:: Task to carry out ::
Which lines of the listing below contain the word "this"? Return them.

======

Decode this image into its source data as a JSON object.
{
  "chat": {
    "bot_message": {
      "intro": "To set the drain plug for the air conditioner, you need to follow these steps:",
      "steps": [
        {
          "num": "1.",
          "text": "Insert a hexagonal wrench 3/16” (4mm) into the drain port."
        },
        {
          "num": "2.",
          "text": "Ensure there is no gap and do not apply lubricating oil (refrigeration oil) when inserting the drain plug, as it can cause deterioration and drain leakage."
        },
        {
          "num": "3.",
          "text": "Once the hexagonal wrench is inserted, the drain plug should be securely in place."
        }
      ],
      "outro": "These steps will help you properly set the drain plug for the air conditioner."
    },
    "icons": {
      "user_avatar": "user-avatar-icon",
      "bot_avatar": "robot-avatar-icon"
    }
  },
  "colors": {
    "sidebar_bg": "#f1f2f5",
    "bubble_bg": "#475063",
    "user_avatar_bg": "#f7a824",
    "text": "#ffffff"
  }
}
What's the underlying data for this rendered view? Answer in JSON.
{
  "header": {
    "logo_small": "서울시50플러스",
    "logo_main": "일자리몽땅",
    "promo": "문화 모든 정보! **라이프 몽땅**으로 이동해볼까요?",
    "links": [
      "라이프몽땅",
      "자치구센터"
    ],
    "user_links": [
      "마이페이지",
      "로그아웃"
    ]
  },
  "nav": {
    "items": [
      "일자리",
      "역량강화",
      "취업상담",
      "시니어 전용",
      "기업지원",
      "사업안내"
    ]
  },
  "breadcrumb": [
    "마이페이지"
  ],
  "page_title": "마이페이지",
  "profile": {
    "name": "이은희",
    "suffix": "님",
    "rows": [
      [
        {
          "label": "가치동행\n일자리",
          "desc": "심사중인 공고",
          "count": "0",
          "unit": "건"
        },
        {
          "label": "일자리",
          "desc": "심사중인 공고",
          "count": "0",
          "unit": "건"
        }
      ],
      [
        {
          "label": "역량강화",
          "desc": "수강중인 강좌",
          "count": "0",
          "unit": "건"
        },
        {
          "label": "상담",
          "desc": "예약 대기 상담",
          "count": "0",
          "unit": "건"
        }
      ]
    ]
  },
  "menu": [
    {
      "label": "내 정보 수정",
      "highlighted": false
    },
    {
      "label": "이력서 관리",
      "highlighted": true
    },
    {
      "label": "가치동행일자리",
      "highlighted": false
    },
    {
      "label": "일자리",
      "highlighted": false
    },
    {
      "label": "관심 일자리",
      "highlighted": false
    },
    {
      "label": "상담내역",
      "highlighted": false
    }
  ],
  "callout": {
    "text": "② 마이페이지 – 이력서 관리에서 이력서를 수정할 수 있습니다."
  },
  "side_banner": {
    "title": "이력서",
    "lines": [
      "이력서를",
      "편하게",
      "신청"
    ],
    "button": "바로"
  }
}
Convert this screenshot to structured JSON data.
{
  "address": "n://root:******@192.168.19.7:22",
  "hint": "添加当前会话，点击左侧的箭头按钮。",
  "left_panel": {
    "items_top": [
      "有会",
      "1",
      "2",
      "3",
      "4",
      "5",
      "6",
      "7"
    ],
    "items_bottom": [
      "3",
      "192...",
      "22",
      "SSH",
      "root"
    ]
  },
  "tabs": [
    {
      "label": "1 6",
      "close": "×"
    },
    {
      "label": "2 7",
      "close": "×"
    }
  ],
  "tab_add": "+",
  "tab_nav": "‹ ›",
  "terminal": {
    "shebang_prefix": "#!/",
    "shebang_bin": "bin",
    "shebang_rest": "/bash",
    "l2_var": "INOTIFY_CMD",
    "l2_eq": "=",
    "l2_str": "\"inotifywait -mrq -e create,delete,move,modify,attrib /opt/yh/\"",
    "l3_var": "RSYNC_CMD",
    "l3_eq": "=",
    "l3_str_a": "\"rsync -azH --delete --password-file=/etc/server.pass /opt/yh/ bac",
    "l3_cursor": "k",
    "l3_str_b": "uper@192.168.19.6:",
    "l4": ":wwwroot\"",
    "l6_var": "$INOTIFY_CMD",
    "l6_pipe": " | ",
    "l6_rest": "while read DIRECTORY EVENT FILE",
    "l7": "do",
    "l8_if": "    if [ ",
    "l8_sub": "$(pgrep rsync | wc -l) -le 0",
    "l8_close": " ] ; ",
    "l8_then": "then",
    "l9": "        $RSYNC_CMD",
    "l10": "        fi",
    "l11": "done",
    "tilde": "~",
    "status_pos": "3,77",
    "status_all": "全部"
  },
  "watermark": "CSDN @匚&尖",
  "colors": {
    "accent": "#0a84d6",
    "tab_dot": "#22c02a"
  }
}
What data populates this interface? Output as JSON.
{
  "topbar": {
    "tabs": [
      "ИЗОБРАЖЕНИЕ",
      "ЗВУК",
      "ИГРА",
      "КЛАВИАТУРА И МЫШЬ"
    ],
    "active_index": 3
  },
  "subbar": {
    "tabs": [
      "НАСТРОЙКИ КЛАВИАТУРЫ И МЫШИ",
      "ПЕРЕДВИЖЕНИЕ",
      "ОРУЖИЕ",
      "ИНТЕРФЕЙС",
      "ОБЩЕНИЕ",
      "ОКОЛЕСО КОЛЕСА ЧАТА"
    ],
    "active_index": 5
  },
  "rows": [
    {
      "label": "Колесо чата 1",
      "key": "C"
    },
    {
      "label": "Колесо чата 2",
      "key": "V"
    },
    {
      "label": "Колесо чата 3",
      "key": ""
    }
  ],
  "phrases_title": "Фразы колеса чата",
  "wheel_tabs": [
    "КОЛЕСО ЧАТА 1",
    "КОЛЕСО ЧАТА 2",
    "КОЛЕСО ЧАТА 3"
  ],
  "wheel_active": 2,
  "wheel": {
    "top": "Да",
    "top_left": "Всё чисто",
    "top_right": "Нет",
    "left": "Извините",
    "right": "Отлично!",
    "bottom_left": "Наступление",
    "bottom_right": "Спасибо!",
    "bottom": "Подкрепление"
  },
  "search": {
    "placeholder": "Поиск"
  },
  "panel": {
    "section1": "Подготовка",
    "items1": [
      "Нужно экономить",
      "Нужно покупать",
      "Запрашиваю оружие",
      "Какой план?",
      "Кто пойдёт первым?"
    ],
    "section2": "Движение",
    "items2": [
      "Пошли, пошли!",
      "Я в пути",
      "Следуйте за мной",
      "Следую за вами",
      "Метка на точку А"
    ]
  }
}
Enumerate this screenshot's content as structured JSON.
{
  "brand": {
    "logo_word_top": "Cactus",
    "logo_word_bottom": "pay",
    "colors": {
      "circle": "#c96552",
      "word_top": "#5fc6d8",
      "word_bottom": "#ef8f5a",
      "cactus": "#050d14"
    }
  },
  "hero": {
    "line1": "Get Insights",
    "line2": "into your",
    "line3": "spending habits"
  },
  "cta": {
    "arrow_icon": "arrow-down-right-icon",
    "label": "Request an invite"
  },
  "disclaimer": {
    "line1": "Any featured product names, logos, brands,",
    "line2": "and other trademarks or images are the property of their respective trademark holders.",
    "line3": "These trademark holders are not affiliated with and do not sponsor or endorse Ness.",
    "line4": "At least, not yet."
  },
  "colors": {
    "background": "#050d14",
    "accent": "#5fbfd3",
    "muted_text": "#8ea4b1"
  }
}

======

:: Answer box ::
Decode this image into its source data as a JSON object.
What's the underlying data for this rendered view? Answer in JSON.
Convert this screenshot to structured JSON data.
What data populates this interface? Output as JSON.
Enumerate this screenshot's content as structured JSON.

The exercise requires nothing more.